I mean, the subtitle doesn’t lie. It is a happier song. Also I am nonsensically fond of “We went to bed in France and we woke up in Japan.” I wasn’t paying enough attention to the State of the Music Industry in 2022 to tell you why this wasn’t a bigger hit, or why Post Malone’s album release (and the Weeknd’s, for that matter) seemed to come and go without much attention paid, but I hope this song ends up having some legs. I want to be able to do a genderswapped karaoke duet with somebody to this one day.
This needed another element or two to be truly great; the chorus is too sparse. But I spent most of this year giving occasional listens to Korean idol groups and shrugging: even well-received songs couldn’t get me out of my discomfort with the industry. For whatever reason—maybe because I know Taeyeon’s been through what she’s been through, there’s (hopefully) not much more the industry can throw at her that she’s not equipped to survive—this broke through.
This turned out to be the last song I reviewed for the Jukebox before it shut down in September. So there’s an element of sentimentality here. But I do think the song is beautiful without that, both catchy and melancholy without either facet getting in the way of the other.
So I had free Sirius XM in my car for about a week, and the Québéçois radio stations had apparently upped their games for the occasion, because I listened to a surprising amount of catchy stuff in that week, including this. I can juuuuust barely understand the French (the first line is “I got a couple of grams of pot but yo, I don’t carry an ounce of malice”) and the references are flying over my head, but Calamine is fun to listen to even if you can’t fully appreciate her intelligence.
If I have a Song of the Year it’s this. It’s so good! It’s both relaxed and inventive. (My husband walked in while I was playing it but couldn’t see my screen, and immediately said, “G-Funk, huh?”) And on top of that, it’s got a thoughtfulness to it: it manages to be optimistic without being sappy, or giving the impression of trying to trick the listener into ignoring the darker aspects of life. The worst thing I can say about it is that whoever wrote the English subtitles was trying a little too hard.
I randomly discovered this guy via r/kazakhstan, and I still don’t know much about him, but he is delightful.

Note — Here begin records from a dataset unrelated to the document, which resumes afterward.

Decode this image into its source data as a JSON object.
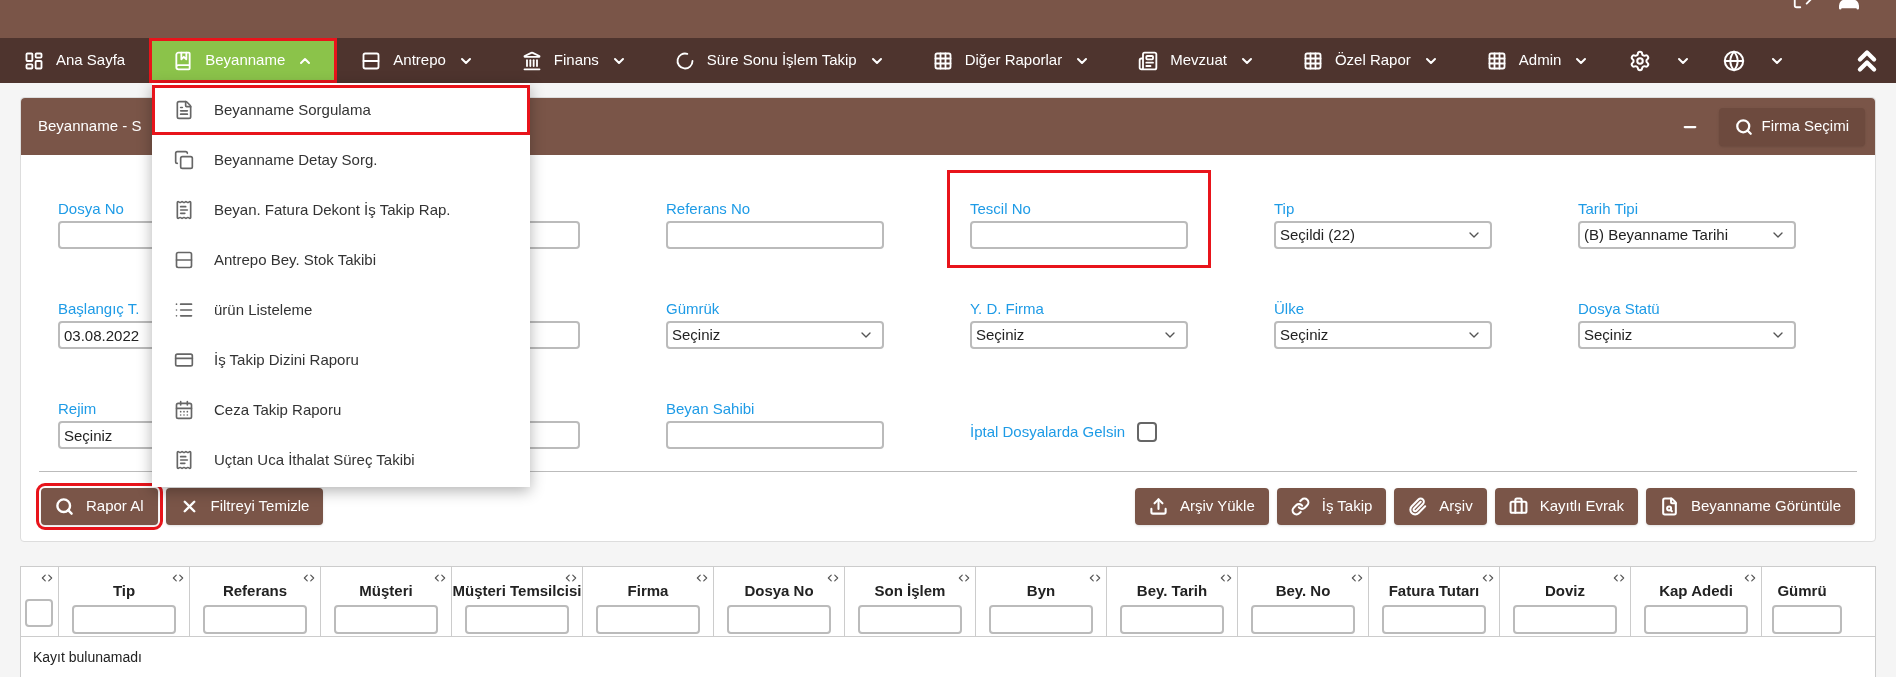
{
  "nav": [
    {
      "kind": "link",
      "label": "Ana Sayfa",
      "caret": false,
      "expanded": false
    },
    {
      "kind": "link",
      "label": "Beyanname",
      "caret": true,
      "expanded": true,
      "highlighted": true
    },
    {
      "kind": "link",
      "label": "Antrepo",
      "caret": true,
      "expanded": false
    },
    {
      "kind": "link",
      "label": "Finans",
      "caret": true,
      "expanded": false
    },
    {
      "kind": "link",
      "label": "Süre Sonu İşlem Takip",
      "caret": true,
      "expanded": false
    },
    {
      "kind": "link",
      "label": "Diğer Raporlar",
      "caret": true,
      "expanded": false
    },
    {
      "kind": "link",
      "label": "Mevzuat",
      "caret": true,
      "expanded": false
    },
    {
      "kind": "link",
      "label": "Özel Rapor",
      "caret": true,
      "expanded": false
    },
    {
      "kind": "link",
      "label": "Admin",
      "caret": true,
      "expanded": false
    },
    {
      "kind": "icon",
      "caret": true,
      "expanded": false
    },
    {
      "kind": "icon",
      "caret": true,
      "expanded": false
    }
  ],
  "dropdown": [
    {
      "label": "Beyanname Sorgulama",
      "highlighted": true
    },
    {
      "label": "Beyanname Detay Sorg.",
      "highlighted": false
    },
    {
      "label": "Beyan. Fatura Dekont İş Takip Rap.",
      "highlighted": false
    },
    {
      "label": "Antrepo Bey. Stok Takibi",
      "highlighted": false
    },
    {
      "label": "ürün Listeleme",
      "highlighted": false
    },
    {
      "label": "İş Takip Dizini Raporu",
      "highlighted": false
    },
    {
      "label": "Ceza Takip Raporu",
      "highlighted": false
    },
    {
      "label": "Uçtan Uca İthalat Süreç Takibi",
      "highlighted": false
    }
  ],
  "panel": {
    "title": "Beyanname - S",
    "firm_button": "Firma Seçimi"
  },
  "fields": [
    {
      "kind": "text",
      "label": "Dosya No"
    },
    {
      "kind": "text"
    },
    {
      "kind": "text",
      "label": "Referans No"
    },
    {
      "kind": "text",
      "label": "Tescil No",
      "highlighted": true
    },
    {
      "kind": "select",
      "label": "Tip",
      "value": "Seçildi (22)"
    },
    {
      "kind": "select",
      "label": "Tarih Tipi",
      "value": "(B) Beyanname Tarihi"
    },
    {
      "kind": "text",
      "label": "Başlangıç T.",
      "value": "03.08.2022"
    },
    {
      "kind": "text"
    },
    {
      "kind": "select",
      "label": "Gümrük",
      "value": "Seçiniz"
    },
    {
      "kind": "select",
      "label": "Y. D. Firma",
      "value": "Seçiniz"
    },
    {
      "kind": "select",
      "label": "Ülke",
      "value": "Seçiniz"
    },
    {
      "kind": "select",
      "label": "Dosya Statü",
      "value": "Seçiniz"
    },
    {
      "kind": "text",
      "label": "Rejim",
      "value": "Seçiniz"
    },
    {
      "kind": "text"
    },
    {
      "kind": "text",
      "label": "Beyan Sahibi"
    },
    {
      "kind": "checkbox",
      "label": "İptal Dosyalarda Gelsin",
      "checked": false
    }
  ],
  "left_buttons": [
    {
      "label": "Rapor Al",
      "highlighted": true
    },
    {
      "label": "Filtreyi Temizle",
      "highlighted": false
    }
  ],
  "right_buttons": [
    "Arşiv Yükle",
    "İş Takip",
    "Arşiv",
    "Kayıtlı Evrak",
    "Beyanname Görüntüle"
  ],
  "table": {
    "columns": [
      "Tip",
      "Referans",
      "Müşteri",
      "Müşteri Temsilcisi",
      "Firma",
      "Dosya No",
      "Son İşlem",
      "Byn",
      "Bey. Tarih",
      "Bey. No",
      "Fatura Tutarı",
      "Doviz",
      "Kap Adedi",
      "Gümrü"
    ],
    "empty_text": "Kayıt bulunamadı"
  }
}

Fair warning that the actual song doesn’t start until about 2:56 in the video above, and no you are not getting subtitles for that skit, prayer circle for more translators for Kazakhstani pop in 2023. So skip ahead for the bop. His songs are relatively simple in composition, and he doesn’t hit every time, but this one deserves the hype.